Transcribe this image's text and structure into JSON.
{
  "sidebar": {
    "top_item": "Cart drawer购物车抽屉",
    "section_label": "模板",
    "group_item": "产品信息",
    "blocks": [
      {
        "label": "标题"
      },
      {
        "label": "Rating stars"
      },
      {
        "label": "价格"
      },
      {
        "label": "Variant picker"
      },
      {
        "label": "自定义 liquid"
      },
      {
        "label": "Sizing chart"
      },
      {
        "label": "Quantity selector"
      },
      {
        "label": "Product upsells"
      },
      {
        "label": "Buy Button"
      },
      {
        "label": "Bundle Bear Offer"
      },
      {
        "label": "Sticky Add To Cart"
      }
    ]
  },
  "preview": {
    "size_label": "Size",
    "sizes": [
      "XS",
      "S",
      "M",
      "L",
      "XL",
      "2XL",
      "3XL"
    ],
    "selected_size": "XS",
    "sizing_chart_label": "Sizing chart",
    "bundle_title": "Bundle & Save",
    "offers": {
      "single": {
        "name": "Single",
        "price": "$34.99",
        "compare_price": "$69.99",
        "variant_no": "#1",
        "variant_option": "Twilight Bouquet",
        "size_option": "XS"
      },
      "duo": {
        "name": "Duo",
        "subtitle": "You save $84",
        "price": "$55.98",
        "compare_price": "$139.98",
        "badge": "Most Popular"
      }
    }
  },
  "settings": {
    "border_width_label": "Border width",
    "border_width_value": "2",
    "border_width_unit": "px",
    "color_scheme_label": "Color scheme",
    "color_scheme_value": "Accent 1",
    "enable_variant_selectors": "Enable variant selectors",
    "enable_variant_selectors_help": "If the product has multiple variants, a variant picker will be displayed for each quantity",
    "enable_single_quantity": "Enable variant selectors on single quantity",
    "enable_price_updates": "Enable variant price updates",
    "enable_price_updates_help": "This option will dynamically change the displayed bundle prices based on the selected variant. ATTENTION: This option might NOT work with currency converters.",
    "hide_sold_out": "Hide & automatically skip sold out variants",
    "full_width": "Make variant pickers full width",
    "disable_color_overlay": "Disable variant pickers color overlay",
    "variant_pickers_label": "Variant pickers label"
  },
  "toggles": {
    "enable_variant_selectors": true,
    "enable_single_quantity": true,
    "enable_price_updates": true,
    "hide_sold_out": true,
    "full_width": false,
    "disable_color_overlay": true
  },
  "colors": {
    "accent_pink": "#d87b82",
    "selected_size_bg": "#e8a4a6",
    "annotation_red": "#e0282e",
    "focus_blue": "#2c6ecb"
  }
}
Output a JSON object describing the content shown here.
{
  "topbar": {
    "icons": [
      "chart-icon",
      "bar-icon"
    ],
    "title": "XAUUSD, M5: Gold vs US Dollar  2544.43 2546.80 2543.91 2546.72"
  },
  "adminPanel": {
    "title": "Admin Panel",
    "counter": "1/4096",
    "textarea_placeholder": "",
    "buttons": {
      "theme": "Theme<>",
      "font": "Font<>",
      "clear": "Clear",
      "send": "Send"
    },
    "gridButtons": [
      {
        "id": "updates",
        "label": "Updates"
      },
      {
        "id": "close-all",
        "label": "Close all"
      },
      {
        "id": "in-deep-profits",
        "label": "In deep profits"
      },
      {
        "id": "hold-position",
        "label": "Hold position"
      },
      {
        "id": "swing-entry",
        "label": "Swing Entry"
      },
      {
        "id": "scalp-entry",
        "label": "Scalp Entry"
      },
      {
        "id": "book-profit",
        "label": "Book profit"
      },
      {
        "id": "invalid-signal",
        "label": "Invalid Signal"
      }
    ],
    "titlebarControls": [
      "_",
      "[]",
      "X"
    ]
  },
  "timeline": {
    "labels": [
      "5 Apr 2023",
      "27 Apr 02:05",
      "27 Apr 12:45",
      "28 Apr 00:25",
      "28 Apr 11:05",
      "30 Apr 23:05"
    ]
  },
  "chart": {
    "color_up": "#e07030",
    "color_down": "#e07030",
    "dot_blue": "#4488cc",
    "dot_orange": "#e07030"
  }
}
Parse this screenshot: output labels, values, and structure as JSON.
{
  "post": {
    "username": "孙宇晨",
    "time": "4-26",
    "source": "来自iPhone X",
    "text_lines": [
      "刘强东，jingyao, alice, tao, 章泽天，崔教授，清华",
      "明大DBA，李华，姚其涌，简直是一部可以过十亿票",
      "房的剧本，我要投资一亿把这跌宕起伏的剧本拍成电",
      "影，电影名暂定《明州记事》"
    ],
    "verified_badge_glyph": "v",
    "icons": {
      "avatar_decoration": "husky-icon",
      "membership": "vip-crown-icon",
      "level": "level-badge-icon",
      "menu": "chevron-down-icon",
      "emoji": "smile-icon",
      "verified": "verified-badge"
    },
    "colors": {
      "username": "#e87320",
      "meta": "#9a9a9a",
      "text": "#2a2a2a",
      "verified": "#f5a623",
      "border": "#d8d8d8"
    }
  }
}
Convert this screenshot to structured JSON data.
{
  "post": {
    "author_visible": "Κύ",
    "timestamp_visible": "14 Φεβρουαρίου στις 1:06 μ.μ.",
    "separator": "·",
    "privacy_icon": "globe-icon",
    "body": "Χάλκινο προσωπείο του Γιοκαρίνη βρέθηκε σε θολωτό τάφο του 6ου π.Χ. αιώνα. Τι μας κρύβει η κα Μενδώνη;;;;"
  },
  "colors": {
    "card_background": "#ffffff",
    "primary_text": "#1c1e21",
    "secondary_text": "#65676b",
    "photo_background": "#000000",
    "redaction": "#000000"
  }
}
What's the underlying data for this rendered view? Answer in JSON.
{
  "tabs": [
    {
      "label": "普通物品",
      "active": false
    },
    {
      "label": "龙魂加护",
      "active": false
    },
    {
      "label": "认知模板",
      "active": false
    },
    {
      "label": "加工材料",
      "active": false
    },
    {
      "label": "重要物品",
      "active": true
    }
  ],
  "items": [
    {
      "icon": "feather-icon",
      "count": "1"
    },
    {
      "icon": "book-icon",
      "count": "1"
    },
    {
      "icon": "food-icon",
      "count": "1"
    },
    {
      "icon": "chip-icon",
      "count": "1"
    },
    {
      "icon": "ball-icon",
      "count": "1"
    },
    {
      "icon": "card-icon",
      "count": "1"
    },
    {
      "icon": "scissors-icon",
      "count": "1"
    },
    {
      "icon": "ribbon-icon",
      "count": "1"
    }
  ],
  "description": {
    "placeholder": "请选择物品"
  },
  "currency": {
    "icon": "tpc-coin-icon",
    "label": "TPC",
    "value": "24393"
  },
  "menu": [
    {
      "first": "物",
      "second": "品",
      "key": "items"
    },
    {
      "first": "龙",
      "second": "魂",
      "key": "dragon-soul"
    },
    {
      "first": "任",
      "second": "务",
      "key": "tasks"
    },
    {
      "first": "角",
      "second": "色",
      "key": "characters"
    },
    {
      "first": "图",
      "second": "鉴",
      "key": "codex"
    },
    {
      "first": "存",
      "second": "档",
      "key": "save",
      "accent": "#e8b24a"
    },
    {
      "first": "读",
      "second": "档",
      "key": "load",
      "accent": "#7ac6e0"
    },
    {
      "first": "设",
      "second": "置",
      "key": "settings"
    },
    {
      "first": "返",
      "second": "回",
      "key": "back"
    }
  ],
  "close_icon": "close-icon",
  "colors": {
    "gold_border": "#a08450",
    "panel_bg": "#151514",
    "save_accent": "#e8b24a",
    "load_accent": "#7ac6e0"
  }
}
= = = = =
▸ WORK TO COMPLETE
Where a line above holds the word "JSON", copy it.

▸ EXPECTED OUTPUT
Transcribe this image's text and structure into JSON.
Output a JSON object describing the content shown here.
Parse this screenshot: output labels, values, and structure as JSON.
Convert this screenshot to structured JSON data.
What's the underlying data for this rendered view? Answer in JSON.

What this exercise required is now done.